>>

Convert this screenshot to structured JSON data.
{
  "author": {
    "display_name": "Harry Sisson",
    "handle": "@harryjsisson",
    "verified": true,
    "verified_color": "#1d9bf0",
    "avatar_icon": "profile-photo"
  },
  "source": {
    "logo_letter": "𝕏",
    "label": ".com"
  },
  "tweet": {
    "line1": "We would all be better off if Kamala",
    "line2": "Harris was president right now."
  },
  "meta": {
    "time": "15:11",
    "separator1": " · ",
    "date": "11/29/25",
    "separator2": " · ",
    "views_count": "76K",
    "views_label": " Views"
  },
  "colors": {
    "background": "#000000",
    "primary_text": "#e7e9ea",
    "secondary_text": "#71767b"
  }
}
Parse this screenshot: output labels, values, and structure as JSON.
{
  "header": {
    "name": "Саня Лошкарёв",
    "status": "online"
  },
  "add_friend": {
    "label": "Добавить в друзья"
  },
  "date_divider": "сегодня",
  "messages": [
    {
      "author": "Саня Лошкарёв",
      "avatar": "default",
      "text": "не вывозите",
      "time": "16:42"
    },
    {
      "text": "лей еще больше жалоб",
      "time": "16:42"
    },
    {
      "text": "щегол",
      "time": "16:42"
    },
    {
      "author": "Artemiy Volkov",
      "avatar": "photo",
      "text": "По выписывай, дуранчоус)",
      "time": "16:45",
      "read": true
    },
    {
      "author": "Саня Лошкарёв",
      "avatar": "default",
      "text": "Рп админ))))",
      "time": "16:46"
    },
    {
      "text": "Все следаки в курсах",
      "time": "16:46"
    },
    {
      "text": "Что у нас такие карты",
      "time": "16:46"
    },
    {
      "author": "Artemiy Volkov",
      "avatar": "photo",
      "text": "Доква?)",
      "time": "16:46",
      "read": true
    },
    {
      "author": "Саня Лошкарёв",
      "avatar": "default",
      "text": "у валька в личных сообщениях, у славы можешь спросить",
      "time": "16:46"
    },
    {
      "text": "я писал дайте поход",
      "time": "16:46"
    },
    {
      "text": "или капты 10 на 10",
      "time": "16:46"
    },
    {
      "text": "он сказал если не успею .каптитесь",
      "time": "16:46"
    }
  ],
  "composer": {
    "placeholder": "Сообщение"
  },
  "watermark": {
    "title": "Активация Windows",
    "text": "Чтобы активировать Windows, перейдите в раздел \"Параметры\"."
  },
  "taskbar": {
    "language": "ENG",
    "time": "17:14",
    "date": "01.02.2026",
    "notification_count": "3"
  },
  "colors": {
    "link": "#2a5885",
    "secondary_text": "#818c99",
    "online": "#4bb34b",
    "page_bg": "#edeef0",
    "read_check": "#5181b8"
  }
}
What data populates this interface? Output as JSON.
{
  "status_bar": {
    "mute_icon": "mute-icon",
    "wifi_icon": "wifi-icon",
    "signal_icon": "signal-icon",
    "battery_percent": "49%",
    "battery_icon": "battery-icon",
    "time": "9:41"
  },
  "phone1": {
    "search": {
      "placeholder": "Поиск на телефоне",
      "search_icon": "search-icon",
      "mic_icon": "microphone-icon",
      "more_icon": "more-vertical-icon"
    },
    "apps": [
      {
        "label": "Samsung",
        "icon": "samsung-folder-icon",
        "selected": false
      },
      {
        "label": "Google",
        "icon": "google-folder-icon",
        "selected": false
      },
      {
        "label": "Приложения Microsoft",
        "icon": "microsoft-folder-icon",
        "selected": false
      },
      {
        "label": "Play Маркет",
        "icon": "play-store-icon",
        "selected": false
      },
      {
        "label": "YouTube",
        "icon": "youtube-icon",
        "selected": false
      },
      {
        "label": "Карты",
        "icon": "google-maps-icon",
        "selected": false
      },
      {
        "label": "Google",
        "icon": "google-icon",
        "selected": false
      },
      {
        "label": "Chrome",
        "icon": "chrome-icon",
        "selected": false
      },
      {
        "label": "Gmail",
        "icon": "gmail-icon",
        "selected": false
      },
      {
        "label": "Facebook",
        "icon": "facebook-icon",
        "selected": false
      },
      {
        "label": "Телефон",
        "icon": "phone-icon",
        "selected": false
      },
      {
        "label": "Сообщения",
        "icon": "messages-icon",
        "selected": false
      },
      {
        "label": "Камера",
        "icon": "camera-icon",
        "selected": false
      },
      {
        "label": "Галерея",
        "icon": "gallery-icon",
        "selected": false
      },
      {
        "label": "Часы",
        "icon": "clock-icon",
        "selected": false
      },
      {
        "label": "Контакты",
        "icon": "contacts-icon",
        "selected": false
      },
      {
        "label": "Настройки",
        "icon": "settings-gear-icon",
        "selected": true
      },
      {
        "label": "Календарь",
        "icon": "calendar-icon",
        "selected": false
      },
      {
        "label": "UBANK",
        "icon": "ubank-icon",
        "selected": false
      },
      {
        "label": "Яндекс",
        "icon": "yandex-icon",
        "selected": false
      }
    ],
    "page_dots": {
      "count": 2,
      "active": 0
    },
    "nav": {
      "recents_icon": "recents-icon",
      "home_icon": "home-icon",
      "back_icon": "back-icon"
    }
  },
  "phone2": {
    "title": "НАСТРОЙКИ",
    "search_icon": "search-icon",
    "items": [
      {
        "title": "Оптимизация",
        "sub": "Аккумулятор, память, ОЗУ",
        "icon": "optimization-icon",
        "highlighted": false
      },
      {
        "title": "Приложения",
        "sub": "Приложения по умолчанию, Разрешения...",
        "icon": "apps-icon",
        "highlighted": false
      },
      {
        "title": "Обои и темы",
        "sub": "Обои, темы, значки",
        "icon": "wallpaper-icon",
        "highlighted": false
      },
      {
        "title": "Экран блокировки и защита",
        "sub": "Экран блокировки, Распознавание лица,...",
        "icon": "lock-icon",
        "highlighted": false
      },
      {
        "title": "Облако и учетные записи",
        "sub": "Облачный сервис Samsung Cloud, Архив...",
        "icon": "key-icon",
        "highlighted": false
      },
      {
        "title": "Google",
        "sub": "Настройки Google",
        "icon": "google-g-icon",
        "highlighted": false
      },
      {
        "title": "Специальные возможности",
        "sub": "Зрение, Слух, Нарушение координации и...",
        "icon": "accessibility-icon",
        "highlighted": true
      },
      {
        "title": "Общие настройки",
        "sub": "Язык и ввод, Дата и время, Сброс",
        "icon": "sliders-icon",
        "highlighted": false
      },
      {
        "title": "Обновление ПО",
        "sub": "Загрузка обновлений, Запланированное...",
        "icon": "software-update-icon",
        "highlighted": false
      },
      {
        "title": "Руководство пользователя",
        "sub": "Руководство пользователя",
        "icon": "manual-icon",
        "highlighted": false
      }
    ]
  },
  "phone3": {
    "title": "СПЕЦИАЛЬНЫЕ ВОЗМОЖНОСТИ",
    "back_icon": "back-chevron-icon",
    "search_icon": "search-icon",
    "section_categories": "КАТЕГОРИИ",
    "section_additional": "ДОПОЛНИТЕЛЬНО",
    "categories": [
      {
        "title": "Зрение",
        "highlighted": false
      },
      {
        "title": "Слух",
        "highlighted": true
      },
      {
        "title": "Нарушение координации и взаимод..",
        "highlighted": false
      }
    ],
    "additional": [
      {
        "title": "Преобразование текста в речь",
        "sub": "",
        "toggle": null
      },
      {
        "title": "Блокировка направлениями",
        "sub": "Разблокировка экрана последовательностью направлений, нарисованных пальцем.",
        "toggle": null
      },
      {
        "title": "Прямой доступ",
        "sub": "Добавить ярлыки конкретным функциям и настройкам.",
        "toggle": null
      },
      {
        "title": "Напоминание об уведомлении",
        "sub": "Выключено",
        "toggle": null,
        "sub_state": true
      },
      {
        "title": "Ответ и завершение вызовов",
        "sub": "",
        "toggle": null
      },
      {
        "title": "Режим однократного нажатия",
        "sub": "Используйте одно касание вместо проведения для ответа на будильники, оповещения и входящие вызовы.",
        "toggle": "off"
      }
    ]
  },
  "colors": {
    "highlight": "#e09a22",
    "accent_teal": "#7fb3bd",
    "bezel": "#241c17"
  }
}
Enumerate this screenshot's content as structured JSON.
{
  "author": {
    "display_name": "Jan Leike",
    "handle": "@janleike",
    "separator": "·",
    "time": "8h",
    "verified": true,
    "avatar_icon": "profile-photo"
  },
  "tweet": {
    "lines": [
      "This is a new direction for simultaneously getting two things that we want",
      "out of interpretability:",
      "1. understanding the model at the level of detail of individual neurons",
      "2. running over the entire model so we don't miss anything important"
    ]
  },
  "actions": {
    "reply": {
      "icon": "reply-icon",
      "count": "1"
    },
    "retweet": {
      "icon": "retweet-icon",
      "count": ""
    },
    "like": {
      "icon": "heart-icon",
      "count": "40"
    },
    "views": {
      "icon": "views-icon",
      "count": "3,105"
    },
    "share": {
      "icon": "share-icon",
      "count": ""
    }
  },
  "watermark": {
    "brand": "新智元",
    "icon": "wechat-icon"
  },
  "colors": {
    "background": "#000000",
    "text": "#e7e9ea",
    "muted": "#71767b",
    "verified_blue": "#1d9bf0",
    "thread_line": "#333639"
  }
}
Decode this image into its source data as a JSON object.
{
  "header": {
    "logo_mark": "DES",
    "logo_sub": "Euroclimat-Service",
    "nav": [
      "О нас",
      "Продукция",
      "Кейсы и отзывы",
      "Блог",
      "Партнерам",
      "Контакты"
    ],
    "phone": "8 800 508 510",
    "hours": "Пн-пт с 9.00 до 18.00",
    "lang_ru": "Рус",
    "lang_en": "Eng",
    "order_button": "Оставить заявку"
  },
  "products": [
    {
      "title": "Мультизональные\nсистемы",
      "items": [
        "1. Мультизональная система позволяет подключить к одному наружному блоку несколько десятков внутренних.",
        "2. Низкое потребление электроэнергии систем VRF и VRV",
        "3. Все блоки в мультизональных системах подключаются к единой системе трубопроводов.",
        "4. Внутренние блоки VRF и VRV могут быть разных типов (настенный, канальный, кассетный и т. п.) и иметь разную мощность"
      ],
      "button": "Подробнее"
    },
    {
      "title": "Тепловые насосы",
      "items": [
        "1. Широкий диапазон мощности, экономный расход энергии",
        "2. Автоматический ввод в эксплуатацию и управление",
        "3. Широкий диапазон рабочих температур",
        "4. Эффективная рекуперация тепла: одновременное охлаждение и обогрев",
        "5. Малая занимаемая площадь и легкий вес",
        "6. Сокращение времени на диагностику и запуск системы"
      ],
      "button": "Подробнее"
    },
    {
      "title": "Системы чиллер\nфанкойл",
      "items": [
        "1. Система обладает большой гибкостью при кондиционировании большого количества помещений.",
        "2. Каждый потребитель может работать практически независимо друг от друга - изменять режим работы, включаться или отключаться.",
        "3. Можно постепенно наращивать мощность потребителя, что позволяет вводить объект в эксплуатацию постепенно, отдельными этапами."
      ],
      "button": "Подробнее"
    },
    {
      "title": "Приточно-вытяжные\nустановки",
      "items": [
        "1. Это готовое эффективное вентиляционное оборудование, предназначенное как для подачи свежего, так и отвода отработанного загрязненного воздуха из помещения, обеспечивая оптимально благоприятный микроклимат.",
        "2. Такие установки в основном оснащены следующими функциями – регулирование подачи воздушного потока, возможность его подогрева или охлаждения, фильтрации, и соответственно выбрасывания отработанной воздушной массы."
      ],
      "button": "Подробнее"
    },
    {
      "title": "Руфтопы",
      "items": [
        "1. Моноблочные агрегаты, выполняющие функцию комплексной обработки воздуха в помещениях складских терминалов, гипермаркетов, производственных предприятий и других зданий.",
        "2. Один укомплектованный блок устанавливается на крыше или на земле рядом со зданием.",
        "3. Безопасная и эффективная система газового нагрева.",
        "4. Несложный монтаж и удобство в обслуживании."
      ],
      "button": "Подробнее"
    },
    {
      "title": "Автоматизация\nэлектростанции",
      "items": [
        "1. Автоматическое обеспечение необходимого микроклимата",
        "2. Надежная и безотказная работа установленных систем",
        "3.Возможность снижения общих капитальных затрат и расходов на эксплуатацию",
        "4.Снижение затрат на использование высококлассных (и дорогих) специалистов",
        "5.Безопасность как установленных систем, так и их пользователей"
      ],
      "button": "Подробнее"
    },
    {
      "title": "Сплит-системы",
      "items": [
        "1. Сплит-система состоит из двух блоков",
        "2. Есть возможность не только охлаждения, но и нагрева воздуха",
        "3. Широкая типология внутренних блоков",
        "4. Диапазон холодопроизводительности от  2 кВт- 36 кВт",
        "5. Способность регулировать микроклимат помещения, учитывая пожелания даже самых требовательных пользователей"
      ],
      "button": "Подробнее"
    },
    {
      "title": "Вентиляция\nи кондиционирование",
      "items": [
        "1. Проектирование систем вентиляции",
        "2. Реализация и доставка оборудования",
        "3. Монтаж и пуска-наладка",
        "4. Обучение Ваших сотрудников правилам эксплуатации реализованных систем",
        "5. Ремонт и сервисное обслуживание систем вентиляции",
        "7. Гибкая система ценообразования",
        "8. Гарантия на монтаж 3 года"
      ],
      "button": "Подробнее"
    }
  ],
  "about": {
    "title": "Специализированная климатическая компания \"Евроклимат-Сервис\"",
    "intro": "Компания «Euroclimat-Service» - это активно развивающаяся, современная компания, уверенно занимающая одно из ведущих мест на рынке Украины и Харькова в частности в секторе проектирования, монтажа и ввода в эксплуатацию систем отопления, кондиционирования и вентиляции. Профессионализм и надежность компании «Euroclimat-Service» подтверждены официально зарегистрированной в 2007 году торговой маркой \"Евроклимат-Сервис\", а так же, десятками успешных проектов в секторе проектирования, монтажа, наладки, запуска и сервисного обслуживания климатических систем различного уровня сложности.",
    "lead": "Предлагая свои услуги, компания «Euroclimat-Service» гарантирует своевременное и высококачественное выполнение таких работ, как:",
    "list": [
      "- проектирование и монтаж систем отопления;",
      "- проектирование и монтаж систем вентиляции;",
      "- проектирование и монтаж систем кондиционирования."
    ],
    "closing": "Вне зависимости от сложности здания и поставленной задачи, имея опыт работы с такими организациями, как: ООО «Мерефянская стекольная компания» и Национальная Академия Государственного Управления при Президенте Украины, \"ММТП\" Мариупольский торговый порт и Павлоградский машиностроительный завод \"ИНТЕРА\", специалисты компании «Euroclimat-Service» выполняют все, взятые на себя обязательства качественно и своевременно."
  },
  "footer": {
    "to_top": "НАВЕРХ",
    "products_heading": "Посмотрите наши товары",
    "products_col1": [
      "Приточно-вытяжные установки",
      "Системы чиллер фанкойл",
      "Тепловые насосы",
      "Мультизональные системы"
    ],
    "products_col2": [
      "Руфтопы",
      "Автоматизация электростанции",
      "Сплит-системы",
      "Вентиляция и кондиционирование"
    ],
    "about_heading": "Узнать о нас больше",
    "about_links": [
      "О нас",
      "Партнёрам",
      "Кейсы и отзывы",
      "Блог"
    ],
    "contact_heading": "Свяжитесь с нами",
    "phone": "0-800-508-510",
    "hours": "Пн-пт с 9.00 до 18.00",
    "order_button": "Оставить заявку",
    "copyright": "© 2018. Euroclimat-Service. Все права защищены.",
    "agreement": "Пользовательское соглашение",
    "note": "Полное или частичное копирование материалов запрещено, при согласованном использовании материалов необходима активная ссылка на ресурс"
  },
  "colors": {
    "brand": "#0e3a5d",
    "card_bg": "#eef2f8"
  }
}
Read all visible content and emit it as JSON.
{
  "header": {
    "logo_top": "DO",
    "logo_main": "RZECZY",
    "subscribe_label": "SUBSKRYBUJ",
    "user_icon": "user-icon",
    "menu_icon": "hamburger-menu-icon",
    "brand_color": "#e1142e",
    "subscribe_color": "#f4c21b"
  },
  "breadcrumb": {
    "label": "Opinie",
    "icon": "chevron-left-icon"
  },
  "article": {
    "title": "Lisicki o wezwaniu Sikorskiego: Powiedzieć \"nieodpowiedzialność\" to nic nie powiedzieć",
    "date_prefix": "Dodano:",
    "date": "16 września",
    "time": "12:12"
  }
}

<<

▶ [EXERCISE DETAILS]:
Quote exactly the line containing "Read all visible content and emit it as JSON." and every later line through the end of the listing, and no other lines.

▶ [REPLY TO THE TASK]:
Read all visible content and emit it as JSON.
{
  "header": {
    "logo_top": "DO",
    "logo_main": "RZECZY",
    "subscribe_label": "SUBSKRYBUJ",
    "user_icon": "user-icon",
    "menu_icon": "hamburger-menu-icon",
    "brand_color": "#e1142e",
    "subscribe_color": "#f4c21b"
  },
  "breadcrumb": {
    "label": "Opinie",
    "icon": "chevron-left-icon"
  },
  "article": {
    "title": "Lisicki o wezwaniu Sikorskiego: Powiedzieć \"nieodpowiedzialność\" to nic nie powiedzieć",
    "date_prefix": "Dodano:",
    "date": "16 września",
    "time": "12:12"
  }
}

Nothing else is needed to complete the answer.